The active voice isn’t always the best choice.
“Mistakes were made.” “Prepaid fees will be placed in trust.” “It is suggested that the null hypothesis can be rejected.”
The passive voice has long been dismissed as a hallmark of turgid prose. “Many a tame sentence,” wrote Strunk and White in The Elements of Style, “can be made lively and emphatic by substituting a transitive in the active voice for some such perfunctory expression as there is, or could be heard.” George Orwell, in “Politics and the English Language,” agreed: among the “tricks by means of which the work of prose construction is habitually dodged” is that “the passive voice is wherever possible used in preference to the active.”
But did you notice something about these advisories? They use the passive to bad-mouth the passive. This hypocrisy reminds us that prohibition is bad policy. No construction could have survived for millennia if it did not serve a purpose.
The passive is a voice: a means of expressing who did what to whom. In the active voice, the doer is the subject: Squirrels ate my birdseed. In the passive, the done-to is the subject—My birdseed was eaten—and the doer is an oblique object (… by squirrels) or omitted altogether. The verb changes to a participle (eat becomes eaten), which must be introduced by a form of be or get, or lurk in a subordinate clause (Stung by the review, he never wrote again).
Why does English need the passive? Think of a grammar as an app for converting a cluster of ideas into a string of words. English relies mainly on word order to do this: Dog bites man is different from Man bites dog. Inconveniently, though, the grammatical ordering of words to convey a meaning may diverge from the optimal flow of ideas in the reader’s mind. A sentence’s first words should link back to the preceding discussion, fixing the reader’s attention on a familiar entity, and preparing her to learn something new about it. Sometimes, the natural flow of ideas aligns with the grammatical order dictated by who bit whom. Other times, these demands clash.
To resolve this conflict, some languages use case markers to signal nouns’ roles, allowing writers to scramble word order. English’s workaround is the passive, another way of fiddling with word order while holding the event constant.
The passive is the voice of choice, then, when the done-to is in the spotlight.

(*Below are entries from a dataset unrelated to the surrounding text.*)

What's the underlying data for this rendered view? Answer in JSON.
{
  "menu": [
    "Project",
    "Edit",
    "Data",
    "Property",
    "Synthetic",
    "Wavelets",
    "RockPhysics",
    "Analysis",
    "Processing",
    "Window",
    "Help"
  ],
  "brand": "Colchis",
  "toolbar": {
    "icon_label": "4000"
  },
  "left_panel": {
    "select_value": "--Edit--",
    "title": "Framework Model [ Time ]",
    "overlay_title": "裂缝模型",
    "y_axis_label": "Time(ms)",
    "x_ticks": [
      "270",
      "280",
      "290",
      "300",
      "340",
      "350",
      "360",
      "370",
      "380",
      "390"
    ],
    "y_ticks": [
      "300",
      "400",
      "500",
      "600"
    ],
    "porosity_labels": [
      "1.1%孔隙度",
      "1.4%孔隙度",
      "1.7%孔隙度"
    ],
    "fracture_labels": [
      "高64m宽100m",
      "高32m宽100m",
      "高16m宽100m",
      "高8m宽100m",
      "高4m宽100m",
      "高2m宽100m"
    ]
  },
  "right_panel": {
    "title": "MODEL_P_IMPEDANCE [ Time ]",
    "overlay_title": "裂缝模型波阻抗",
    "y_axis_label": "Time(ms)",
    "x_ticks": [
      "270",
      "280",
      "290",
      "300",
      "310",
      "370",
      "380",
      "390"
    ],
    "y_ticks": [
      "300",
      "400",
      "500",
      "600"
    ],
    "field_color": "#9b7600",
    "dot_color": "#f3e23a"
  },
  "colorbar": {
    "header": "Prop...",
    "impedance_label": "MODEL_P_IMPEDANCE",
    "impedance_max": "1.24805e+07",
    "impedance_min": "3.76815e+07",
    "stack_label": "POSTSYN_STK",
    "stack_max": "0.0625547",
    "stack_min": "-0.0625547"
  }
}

In recounting the climax of Oedipus Rex, in which a messenger explains the backstory, it is more natural to say The messenger had been given a baby to get rid of by a shepherd from the Laius household than A shepherd from the Laius household had given the messenger a baby to get rid of. All eyes are on the messenger, so the sentence should begin with him.

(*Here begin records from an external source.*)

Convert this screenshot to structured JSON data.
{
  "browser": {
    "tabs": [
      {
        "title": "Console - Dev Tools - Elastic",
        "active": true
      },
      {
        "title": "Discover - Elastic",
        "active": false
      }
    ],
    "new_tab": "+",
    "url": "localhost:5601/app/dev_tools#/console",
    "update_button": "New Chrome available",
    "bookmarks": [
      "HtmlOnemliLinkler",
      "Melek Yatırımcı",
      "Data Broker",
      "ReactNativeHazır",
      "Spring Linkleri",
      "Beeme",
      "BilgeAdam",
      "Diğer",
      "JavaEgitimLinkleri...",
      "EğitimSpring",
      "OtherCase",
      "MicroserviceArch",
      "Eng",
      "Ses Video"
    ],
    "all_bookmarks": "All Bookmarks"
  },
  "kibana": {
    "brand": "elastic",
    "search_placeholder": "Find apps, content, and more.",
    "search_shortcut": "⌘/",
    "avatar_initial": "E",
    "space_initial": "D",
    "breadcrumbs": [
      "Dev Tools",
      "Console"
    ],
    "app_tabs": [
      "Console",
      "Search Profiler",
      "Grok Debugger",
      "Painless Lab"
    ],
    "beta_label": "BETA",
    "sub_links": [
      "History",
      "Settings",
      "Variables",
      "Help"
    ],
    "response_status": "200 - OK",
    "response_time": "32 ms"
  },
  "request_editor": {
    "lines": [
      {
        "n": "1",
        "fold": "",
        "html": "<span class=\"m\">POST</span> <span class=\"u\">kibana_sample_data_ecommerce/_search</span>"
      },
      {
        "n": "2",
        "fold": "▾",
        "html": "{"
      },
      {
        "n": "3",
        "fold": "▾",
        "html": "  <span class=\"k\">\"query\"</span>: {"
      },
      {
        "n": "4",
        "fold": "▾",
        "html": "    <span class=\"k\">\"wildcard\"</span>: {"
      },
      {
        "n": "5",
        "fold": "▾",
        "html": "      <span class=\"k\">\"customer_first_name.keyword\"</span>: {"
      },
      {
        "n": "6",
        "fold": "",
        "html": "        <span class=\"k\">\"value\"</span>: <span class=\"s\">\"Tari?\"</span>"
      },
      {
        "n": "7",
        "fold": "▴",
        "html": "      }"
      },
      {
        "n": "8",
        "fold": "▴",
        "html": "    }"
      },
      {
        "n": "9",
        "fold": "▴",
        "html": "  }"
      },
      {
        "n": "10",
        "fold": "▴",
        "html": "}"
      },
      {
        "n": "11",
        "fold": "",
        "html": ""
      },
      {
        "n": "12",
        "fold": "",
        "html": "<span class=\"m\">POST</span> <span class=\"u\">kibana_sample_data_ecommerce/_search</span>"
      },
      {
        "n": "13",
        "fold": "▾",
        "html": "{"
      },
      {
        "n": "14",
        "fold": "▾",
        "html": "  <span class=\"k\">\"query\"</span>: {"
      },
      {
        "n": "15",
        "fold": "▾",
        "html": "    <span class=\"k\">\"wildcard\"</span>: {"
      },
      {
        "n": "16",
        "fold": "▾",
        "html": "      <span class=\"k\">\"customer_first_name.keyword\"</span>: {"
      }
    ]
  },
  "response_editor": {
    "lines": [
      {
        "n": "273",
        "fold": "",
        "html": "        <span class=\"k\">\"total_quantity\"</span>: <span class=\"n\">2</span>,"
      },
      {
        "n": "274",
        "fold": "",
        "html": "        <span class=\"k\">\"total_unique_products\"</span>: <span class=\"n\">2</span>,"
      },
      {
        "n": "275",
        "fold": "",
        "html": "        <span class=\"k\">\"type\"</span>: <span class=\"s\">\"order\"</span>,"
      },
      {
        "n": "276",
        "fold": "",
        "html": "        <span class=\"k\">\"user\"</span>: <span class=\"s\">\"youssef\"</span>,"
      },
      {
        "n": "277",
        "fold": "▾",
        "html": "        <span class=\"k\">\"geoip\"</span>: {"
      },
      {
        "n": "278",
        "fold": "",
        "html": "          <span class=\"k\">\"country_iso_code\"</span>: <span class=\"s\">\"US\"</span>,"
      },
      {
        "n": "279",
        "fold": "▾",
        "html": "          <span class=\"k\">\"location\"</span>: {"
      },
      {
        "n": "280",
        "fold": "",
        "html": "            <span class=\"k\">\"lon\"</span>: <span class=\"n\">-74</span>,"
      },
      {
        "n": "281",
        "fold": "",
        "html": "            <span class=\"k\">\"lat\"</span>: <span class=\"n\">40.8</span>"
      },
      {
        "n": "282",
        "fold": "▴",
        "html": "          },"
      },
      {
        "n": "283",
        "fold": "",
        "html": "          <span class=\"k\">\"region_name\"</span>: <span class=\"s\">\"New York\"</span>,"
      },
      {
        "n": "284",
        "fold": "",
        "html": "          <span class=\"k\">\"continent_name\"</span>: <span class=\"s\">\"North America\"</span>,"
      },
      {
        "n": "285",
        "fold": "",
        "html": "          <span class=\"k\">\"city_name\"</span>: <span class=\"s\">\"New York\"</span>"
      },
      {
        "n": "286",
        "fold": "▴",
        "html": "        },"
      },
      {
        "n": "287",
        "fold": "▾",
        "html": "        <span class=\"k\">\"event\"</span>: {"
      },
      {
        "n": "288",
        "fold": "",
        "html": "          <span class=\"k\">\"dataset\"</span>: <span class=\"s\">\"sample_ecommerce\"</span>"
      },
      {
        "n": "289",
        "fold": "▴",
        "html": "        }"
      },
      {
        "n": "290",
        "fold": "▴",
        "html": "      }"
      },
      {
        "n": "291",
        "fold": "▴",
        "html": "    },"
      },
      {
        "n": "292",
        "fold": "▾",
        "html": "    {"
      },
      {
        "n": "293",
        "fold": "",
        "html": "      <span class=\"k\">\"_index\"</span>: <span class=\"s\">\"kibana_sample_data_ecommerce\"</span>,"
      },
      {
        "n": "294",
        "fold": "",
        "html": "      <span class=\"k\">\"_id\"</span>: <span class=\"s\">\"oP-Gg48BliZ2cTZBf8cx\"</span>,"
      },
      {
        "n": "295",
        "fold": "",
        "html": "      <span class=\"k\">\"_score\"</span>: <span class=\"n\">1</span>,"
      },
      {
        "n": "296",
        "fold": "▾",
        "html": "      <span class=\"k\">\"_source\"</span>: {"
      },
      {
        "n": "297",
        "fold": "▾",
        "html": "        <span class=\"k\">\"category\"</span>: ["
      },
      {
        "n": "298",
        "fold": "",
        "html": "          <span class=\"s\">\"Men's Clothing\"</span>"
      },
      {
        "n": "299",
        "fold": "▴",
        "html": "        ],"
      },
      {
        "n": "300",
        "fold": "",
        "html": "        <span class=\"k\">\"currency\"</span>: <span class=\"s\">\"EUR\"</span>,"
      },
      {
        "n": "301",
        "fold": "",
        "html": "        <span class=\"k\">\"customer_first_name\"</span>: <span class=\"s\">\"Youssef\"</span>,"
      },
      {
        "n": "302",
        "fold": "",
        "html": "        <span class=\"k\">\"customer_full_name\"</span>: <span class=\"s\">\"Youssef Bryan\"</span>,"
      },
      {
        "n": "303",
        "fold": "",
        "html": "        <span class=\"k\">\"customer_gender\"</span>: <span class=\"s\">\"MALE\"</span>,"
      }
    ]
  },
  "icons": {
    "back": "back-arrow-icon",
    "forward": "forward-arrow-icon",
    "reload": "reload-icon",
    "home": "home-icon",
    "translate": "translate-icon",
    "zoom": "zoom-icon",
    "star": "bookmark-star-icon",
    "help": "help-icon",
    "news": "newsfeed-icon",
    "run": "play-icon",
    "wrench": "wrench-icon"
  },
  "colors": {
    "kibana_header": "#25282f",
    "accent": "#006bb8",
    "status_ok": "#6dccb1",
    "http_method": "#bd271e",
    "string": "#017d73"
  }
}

Also, the passive’s ability to hide the doer, though abused by mistake-makers, is handy when the doer’s identity is irrelevant. In the news item The suspect was arrested in connection with the killing of three Israelis, we don’t need to know that a guy named Shlomo made the arrest.

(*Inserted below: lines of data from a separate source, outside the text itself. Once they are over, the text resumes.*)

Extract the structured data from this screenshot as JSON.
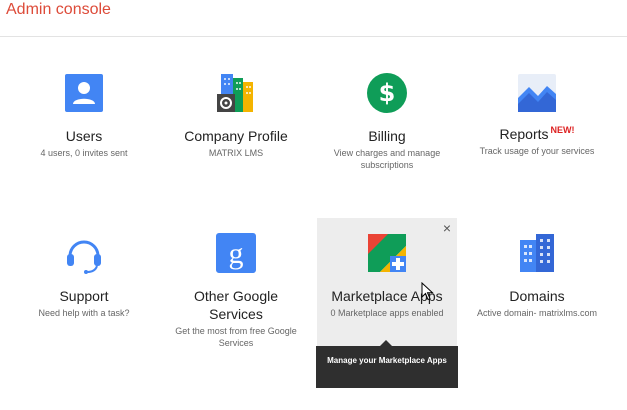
{
  "header": {
    "title": "Admin console"
  },
  "tiles": [
    {
      "title": "Users",
      "desc": "4 users, 0 invites sent",
      "icon": "users-icon"
    },
    {
      "title": "Company Profile",
      "desc": "MATRIX LMS",
      "icon": "company-profile-icon"
    },
    {
      "title": "Billing",
      "desc": "View charges and manage subscriptions",
      "icon": "billing-icon"
    },
    {
      "title": "Reports",
      "badge": "NEW!",
      "desc": "Track usage of your services",
      "icon": "reports-icon"
    },
    {
      "title": "Support",
      "desc": "Need help with a task?",
      "icon": "support-icon"
    },
    {
      "title": "Other Google Services",
      "desc": "Get the most from free Google Services",
      "icon": "google-services-icon"
    },
    {
      "title": "Marketplace Apps",
      "desc": "0 Marketplace apps enabled",
      "icon": "marketplace-icon"
    },
    {
      "title": "Domains",
      "desc": "Active domain- matrixlms.com",
      "icon": "domains-icon"
    }
  ],
  "hover_card": {
    "close": "×"
  },
  "tooltip": {
    "text": "Manage your Marketplace Apps"
  },
  "colors": {
    "brand_red": "#dd4b39",
    "blue": "#4285f4",
    "green": "#0f9d58"
  }
}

Then why is the passive so common in soggy prose? Good writing narrates a story, advanced by protagonists who make things happen. Inept writers work backward from their own knowledge, plonking down ideas as they think of them. So they begin with the outcome, and throw in the cause as an afterthought. The passive makes that all too easy.
Yes, bad writers overuse the passive. But the passive is not just something that is overused by bad writers.